On Friday, federal prosecutors requested an early prison release for a notorious D.C. drug kingpin who spearheaded a cocaine ring in the ‘80s that officials said helped fuel the city’s crack epidemic.
According to the Washington Post, in a nine-page filing, prosecutors said Rayful Edmond III had been in cahoots with the government for nearly two decades, “assisting in the conviction of extremely violent individuals, assisting in the conviction of ongoing narcotics trafficking, and assisting in the intuition of prison reforms.”
Apparently, Edmond helped officials understand the ins-and-outs of the drug trade, in an attempt to catch other dealers in their tracks. From 1997 to 2014, Edmond, who is currently serving life without parole, plus an additional 30, for federal drug distribution and dealing behind bars, respectively, cooperated with officials.

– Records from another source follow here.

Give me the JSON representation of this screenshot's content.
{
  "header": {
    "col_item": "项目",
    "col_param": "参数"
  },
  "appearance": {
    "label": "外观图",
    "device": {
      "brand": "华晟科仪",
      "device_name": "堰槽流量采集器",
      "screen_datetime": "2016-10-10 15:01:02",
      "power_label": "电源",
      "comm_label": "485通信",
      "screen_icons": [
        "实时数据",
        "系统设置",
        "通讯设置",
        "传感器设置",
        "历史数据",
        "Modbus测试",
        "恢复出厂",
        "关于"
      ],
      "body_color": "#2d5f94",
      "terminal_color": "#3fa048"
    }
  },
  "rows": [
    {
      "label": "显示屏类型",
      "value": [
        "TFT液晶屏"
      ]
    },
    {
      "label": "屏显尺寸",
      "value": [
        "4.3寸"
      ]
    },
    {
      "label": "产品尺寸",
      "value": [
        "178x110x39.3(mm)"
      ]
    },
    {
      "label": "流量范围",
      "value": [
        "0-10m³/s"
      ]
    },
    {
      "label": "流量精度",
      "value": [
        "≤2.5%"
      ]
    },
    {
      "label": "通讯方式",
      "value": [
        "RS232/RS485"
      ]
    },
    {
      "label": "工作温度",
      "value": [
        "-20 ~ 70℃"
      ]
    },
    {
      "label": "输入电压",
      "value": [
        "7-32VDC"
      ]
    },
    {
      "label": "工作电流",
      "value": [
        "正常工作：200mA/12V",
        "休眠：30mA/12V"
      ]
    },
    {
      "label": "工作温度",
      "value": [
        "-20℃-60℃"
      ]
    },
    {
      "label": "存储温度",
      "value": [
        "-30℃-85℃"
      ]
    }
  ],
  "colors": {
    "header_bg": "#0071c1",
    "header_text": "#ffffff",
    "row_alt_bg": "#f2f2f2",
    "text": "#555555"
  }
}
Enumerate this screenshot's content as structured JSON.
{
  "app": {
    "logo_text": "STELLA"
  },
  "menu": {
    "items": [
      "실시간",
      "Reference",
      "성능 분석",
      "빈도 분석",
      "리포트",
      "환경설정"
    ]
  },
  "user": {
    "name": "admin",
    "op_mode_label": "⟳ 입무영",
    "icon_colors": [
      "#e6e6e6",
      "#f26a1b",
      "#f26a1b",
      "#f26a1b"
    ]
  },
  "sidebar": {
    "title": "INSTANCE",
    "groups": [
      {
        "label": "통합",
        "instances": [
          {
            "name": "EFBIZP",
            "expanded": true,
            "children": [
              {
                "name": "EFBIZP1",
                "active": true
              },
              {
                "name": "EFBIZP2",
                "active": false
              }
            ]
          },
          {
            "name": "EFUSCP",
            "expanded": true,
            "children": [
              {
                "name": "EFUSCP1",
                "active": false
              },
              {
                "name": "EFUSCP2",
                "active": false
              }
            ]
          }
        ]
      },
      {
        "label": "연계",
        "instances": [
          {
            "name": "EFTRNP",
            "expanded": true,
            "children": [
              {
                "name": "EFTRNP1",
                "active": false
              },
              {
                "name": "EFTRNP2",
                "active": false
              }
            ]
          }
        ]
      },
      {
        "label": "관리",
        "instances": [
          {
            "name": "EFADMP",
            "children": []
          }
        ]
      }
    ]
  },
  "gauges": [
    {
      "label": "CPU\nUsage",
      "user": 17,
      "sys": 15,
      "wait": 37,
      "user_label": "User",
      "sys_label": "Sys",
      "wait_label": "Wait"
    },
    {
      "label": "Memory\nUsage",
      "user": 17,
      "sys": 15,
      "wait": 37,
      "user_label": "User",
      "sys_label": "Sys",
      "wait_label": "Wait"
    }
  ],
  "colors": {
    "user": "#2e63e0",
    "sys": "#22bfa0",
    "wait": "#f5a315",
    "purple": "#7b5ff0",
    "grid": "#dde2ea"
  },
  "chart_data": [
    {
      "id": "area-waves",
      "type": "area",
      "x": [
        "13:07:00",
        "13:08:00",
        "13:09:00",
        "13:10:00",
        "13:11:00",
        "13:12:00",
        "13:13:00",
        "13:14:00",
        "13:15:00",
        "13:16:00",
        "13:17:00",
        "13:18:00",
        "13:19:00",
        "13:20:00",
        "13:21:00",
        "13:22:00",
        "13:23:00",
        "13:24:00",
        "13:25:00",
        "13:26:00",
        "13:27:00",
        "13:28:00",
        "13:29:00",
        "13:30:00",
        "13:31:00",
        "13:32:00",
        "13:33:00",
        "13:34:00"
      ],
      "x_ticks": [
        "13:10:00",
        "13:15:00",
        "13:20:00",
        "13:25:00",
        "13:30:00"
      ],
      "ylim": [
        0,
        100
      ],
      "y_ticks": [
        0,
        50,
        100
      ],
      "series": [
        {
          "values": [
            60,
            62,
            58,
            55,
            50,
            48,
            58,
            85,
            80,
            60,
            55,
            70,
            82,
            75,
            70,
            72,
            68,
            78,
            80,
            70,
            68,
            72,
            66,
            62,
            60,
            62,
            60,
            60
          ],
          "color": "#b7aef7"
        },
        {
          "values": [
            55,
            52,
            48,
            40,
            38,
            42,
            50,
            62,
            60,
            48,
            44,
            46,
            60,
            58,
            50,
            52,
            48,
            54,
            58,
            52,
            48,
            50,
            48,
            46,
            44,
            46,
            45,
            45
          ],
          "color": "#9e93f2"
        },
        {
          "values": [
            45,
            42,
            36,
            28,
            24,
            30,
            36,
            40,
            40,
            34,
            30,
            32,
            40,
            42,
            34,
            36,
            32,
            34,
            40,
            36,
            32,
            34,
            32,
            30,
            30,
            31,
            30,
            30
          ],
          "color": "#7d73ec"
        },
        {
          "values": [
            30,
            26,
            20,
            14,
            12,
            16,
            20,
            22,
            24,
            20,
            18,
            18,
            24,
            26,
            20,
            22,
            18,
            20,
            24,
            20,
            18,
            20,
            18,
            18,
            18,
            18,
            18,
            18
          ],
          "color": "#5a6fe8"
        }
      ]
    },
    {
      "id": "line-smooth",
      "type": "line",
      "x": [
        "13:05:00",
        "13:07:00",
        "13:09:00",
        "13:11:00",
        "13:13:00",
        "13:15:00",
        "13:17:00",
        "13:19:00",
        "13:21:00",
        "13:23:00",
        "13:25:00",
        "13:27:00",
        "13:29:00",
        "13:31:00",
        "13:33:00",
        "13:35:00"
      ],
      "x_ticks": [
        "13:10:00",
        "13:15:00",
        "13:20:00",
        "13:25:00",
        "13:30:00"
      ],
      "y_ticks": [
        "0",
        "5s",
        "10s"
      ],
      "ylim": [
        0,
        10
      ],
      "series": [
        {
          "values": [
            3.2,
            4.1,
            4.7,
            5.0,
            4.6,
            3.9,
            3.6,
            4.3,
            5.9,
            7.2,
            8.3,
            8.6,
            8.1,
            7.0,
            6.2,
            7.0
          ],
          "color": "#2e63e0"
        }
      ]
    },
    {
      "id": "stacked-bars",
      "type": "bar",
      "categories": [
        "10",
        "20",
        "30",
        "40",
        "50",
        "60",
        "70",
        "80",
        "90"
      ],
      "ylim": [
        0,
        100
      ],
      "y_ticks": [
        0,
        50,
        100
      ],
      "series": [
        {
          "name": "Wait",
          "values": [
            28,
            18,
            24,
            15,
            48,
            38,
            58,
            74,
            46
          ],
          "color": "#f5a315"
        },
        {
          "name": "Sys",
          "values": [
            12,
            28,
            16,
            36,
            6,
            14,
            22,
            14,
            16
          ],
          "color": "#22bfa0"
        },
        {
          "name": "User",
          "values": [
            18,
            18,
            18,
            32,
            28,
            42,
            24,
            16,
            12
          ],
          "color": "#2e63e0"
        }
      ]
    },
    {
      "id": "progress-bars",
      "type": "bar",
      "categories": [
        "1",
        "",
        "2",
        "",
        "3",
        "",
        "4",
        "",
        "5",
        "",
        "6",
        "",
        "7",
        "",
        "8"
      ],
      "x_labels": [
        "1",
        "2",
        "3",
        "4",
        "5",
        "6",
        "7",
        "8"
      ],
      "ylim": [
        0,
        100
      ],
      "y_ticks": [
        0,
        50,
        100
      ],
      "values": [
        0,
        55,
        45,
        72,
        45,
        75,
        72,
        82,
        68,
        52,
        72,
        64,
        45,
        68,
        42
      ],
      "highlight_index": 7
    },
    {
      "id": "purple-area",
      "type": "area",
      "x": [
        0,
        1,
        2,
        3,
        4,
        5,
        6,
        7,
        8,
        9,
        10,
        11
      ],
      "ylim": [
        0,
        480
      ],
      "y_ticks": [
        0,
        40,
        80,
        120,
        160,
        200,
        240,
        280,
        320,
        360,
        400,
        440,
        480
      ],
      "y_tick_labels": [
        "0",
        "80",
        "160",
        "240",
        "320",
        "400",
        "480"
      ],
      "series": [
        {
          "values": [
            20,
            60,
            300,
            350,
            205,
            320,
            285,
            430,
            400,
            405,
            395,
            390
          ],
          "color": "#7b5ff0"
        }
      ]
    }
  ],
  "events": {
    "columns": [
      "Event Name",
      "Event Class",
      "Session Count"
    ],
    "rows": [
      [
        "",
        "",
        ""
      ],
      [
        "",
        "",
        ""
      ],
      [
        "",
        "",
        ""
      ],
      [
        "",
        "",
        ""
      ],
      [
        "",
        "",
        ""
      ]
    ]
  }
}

“The defendant’s cooperation has been both deep and wide,” the filing read. “At bottom, the defendant has made a significant contribution to the investigation and prosecution of others.”
According to the publication, Edmond orchestrated an operation that moved over 1,650 pounds of cocaine a month into and through the D.C. area in the ‘80s, bringing in about $2 million a week. Like many notorious criminals, Edmond was revered, feared and flashy, and often mentioned in movies and rap lyrics. But now, after over three decades behind bars and two decades of telling, prosecutors believe the 54-year-old should be given a second chance.
“Mr. Edmond’s story is one of transformation and redemption,” said his most recent attorney, Jason Downs. “He is cautiously optimistic that his case is now moving in a fair and just direction. He has paid his debt to society, with interest.”